● Assignment:
The response should consist of the records that follow, repeated exactly.

== Segment start ==

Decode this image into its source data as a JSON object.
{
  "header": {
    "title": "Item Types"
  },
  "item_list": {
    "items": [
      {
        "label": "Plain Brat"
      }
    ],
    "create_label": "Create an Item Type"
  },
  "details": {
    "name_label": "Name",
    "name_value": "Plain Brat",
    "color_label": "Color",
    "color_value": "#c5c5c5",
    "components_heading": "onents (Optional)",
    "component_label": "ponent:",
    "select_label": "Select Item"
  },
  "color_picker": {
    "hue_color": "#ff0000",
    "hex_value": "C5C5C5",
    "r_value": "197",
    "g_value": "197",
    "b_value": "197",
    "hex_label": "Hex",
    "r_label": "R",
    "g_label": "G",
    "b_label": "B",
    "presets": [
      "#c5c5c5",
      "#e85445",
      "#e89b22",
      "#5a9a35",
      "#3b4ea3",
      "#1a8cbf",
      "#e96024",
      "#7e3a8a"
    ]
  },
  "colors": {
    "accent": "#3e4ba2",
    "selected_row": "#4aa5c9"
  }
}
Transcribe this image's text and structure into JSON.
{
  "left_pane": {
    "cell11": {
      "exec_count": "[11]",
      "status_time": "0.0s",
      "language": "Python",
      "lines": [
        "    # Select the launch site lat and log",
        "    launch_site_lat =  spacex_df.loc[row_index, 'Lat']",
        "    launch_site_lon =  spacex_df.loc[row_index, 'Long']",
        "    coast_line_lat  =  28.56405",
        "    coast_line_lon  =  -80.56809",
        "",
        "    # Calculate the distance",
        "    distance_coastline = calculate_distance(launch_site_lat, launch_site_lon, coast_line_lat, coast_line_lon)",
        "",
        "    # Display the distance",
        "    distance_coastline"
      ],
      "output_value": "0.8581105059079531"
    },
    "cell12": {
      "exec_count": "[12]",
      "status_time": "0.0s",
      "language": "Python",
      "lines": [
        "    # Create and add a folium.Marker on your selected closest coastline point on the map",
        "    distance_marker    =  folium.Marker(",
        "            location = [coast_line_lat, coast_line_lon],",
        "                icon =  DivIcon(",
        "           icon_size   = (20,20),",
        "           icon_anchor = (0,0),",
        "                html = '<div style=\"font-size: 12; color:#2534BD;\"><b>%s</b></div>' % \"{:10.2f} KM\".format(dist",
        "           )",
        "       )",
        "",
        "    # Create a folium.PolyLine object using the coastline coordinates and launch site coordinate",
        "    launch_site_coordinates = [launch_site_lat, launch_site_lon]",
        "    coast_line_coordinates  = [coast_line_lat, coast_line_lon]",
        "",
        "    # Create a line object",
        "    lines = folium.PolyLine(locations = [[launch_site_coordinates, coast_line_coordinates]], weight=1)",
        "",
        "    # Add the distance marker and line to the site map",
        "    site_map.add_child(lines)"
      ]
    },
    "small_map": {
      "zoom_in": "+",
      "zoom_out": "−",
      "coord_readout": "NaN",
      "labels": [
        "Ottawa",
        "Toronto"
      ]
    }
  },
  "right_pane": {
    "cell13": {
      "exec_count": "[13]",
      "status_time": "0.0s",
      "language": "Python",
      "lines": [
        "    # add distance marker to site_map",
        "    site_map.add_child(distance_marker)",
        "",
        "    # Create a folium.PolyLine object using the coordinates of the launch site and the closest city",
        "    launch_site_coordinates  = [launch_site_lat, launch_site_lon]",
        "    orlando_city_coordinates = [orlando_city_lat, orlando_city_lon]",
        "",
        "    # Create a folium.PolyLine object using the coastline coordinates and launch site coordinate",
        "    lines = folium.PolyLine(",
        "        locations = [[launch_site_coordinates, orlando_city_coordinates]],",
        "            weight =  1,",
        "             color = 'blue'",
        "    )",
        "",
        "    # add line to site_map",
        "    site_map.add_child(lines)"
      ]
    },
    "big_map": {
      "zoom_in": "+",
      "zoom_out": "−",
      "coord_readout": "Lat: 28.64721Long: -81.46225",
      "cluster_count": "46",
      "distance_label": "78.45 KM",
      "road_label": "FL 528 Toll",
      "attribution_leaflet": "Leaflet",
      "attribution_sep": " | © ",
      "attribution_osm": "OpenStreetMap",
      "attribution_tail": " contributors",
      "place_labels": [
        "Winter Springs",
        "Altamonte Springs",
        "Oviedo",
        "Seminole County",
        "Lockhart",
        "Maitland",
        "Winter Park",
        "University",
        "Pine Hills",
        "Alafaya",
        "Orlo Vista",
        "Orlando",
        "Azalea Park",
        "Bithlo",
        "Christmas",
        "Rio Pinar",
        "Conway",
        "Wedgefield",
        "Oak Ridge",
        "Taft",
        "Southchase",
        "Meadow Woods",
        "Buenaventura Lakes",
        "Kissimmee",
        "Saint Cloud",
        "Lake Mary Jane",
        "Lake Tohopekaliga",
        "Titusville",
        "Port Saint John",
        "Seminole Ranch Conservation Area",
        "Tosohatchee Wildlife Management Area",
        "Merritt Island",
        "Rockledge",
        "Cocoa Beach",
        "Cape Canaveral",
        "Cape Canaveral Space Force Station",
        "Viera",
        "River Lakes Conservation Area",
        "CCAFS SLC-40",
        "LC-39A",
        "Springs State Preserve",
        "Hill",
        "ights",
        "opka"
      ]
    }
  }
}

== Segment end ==

● Answer box:
Decode this image into its source data as a JSON object.
{
  "header": {
    "title": "Item Types"
  },
  "item_list": {
    "items": [
      {
        "label": "Plain Brat"
      }
    ],
    "create_label": "Create an Item Type"
  },
  "details": {
    "name_label": "Name",
    "name_value": "Plain Brat",
    "color_label": "Color",
    "color_value": "#c5c5c5",
    "components_heading": "onents (Optional)",
    "component_label": "ponent:",
    "select_label": "Select Item"
  },
  "color_picker": {
    "hue_color": "#ff0000",
    "hex_value": "C5C5C5",
    "r_value": "197",
    "g_value": "197",
    "b_value": "197",
    "hex_label": "Hex",
    "r_label": "R",
    "g_label": "G",
    "b_label": "B",
    "presets": [
      "#c5c5c5",
      "#e85445",
      "#e89b22",
      "#5a9a35",
      "#3b4ea3",
      "#1a8cbf",
      "#e96024",
      "#7e3a8a"
    ]
  },
  "colors": {
    "accent": "#3e4ba2",
    "selected_row": "#4aa5c9"
  }
}
Transcribe this image's text and structure into JSON.
{
  "left_pane": {
    "cell11": {
      "exec_count": "[11]",
      "status_time": "0.0s",
      "language": "Python",
      "lines": [
        "    # Select the launch site lat and log",
        "    launch_site_lat =  spacex_df.loc[row_index, 'Lat']",
        "    launch_site_lon =  spacex_df.loc[row_index, 'Long']",
        "    coast_line_lat  =  28.56405",
        "    coast_line_lon  =  -80.56809",
        "",
        "    # Calculate the distance",
        "    distance_coastline = calculate_distance(launch_site_lat, launch_site_lon, coast_line_lat, coast_line_lon)",
        "",
        "    # Display the distance",
        "    distance_coastline"
      ],
      "output_value": "0.8581105059079531"
    },
    "cell12": {
      "exec_count": "[12]",
      "status_time": "0.0s",
      "language": "Python",
      "lines": [
        "    # Create and add a folium.Marker on your selected closest coastline point on the map",
        "    distance_marker    =  folium.Marker(",
        "            location = [coast_line_lat, coast_line_lon],",
        "                icon =  DivIcon(",
        "           icon_size   = (20,20),",
        "           icon_anchor = (0,0),",
        "                html = '<div style=\"font-size: 12; color:#2534BD;\"><b>%s</b></div>' % \"{:10.2f} KM\".format(dist",
        "           )",
        "       )",
        "",
        "    # Create a folium.PolyLine object using the coastline coordinates and launch site coordinate",
        "    launch_site_coordinates = [launch_site_lat, launch_site_lon]",
        "    coast_line_coordinates  = [coast_line_lat, coast_line_lon]",
        "",
        "    # Create a line object",
        "    lines = folium.PolyLine(locations = [[launch_site_coordinates, coast_line_coordinates]], weight=1)",
        "",
        "    # Add the distance marker and line to the site map",
        "    site_map.add_child(lines)"
      ]
    },
    "small_map": {
      "zoom_in": "+",
      "zoom_out": "−",
      "coord_readout": "NaN",
      "labels": [
        "Ottawa",
        "Toronto"
      ]
    }
  },
  "right_pane": {
    "cell13": {
      "exec_count": "[13]",
      "status_time": "0.0s",
      "language": "Python",
      "lines": [
        "    # add distance marker to site_map",
        "    site_map.add_child(distance_marker)",
        "",
        "    # Create a folium.PolyLine object using the coordinates of the launch site and the closest city",
        "    launch_site_coordinates  = [launch_site_lat, launch_site_lon]",
        "    orlando_city_coordinates = [orlando_city_lat, orlando_city_lon]",
        "",
        "    # Create a folium.PolyLine object using the coastline coordinates and launch site coordinate",
        "    lines = folium.PolyLine(",
        "        locations = [[launch_site_coordinates, orlando_city_coordinates]],",
        "            weight =  1,",
        "             color = 'blue'",
        "    )",
        "",
        "    # add line to site_map",
        "    site_map.add_child(lines)"
      ]
    },
    "big_map": {
      "zoom_in": "+",
      "zoom_out": "−",
      "coord_readout": "Lat: 28.64721Long: -81.46225",
      "cluster_count": "46",
      "distance_label": "78.45 KM",
      "road_label": "FL 528 Toll",
      "attribution_leaflet": "Leaflet",
      "attribution_sep": " | © ",
      "attribution_osm": "OpenStreetMap",
      "attribution_tail": " contributors",
      "place_labels": [
        "Winter Springs",
        "Altamonte Springs",
        "Oviedo",
        "Seminole County",
        "Lockhart",
        "Maitland",
        "Winter Park",
        "University",
        "Pine Hills",
        "Alafaya",
        "Orlo Vista",
        "Orlando",
        "Azalea Park",
        "Bithlo",
        "Christmas",
        "Rio Pinar",
        "Conway",
        "Wedgefield",
        "Oak Ridge",
        "Taft",
        "Southchase",
        "Meadow Woods",
        "Buenaventura Lakes",
        "Kissimmee",
        "Saint Cloud",
        "Lake Mary Jane",
        "Lake Tohopekaliga",
        "Titusville",
        "Port Saint John",
        "Seminole Ranch Conservation Area",
        "Tosohatchee Wildlife Management Area",
        "Merritt Island",
        "Rockledge",
        "Cocoa Beach",
        "Cape Canaveral",
        "Cape Canaveral Space Force Station",
        "Viera",
        "River Lakes Conservation Area",
        "CCAFS SLC-40",
        "LC-39A",
        "Springs State Preserve",
        "Hill",
        "ights",
        "opka"
      ]
    }
  }
}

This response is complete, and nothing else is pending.